▶ [Your instructions]: The records below must be reproduced exactly, excluding any pictures.

*** Opening Data in this exercise ***

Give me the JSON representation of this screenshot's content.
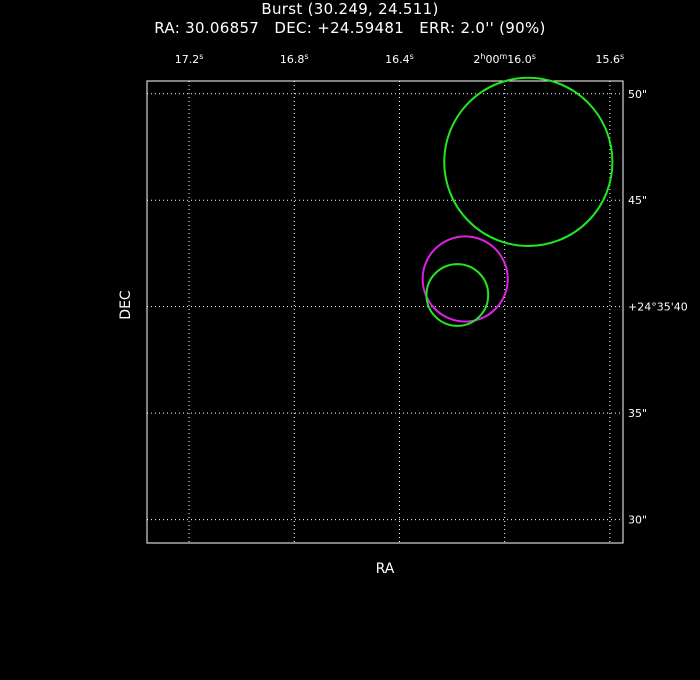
{
  "header": {
    "title": "Burst (30.249, 24.511)",
    "ra_label": "RA:",
    "ra_value": "30.06857",
    "dec_label": "DEC:",
    "dec_value": "+24.59481",
    "err_label": "ERR:",
    "err_value": "2.0'' (90%)"
  },
  "chart_data": {
    "type": "scatter",
    "xlabel": "RA",
    "ylabel": "DEC",
    "x_ticks": [
      {
        "label": "17.2s",
        "value": 17.2
      },
      {
        "label": "16.8s",
        "value": 16.8
      },
      {
        "label": "16.4s",
        "value": 16.4
      },
      {
        "label": "2h00m16.0s",
        "value": 16.0
      },
      {
        "label": "15.6s",
        "value": 15.6
      }
    ],
    "y_ticks": [
      {
        "label": "50\"",
        "value": 50
      },
      {
        "label": "45\"",
        "value": 45
      },
      {
        "label": "+24°35'40",
        "value": 40
      },
      {
        "label": "35\"",
        "value": 35
      },
      {
        "label": "30\"",
        "value": 30
      }
    ],
    "xlim": [
      17.36,
      15.55
    ],
    "ylim": [
      28.9,
      50.6
    ],
    "grid": true,
    "series": [
      {
        "ra_s": 15.91,
        "dec_arcsec": 46.8,
        "radius_arcsec": 3.95,
        "color": "#22e622"
      },
      {
        "ra_s": 16.15,
        "dec_arcsec": 41.3,
        "radius_arcsec": 2.0,
        "color": "#e020e0"
      },
      {
        "ra_s": 16.18,
        "dec_arcsec": 40.55,
        "radius_arcsec": 1.45,
        "color": "#22e622"
      }
    ]
  }
}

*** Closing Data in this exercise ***

▶ [Answer box]:
Give me the JSON representation of this screenshot's content.
{
  "header": {
    "title": "Burst (30.249, 24.511)",
    "ra_label": "RA:",
    "ra_value": "30.06857",
    "dec_label": "DEC:",
    "dec_value": "+24.59481",
    "err_label": "ERR:",
    "err_value": "2.0'' (90%)"
  },
  "chart_data": {
    "type": "scatter",
    "xlabel": "RA",
    "ylabel": "DEC",
    "x_ticks": [
      {
        "label": "17.2s",
        "value": 17.2
      },
      {
        "label": "16.8s",
        "value": 16.8
      },
      {
        "label": "16.4s",
        "value": 16.4
      },
      {
        "label": "2h00m16.0s",
        "value": 16.0
      },
      {
        "label": "15.6s",
        "value": 15.6
      }
    ],
    "y_ticks": [
      {
        "label": "50\"",
        "value": 50
      },
      {
        "label": "45\"",
        "value": 45
      },
      {
        "label": "+24°35'40",
        "value": 40
      },
      {
        "label": "35\"",
        "value": 35
      },
      {
        "label": "30\"",
        "value": 30
      }
    ],
    "xlim": [
      17.36,
      15.55
    ],
    "ylim": [
      28.9,
      50.6
    ],
    "grid": true,
    "series": [
      {
        "ra_s": 15.91,
        "dec_arcsec": 46.8,
        "radius_arcsec": 3.95,
        "color": "#22e622"
      },
      {
        "ra_s": 16.15,
        "dec_arcsec": 41.3,
        "radius_arcsec": 2.0,
        "color": "#e020e0"
      },
      {
        "ra_s": 16.18,
        "dec_arcsec": 40.55,
        "radius_arcsec": 1.45,
        "color": "#22e622"
      }
    ]
  }
}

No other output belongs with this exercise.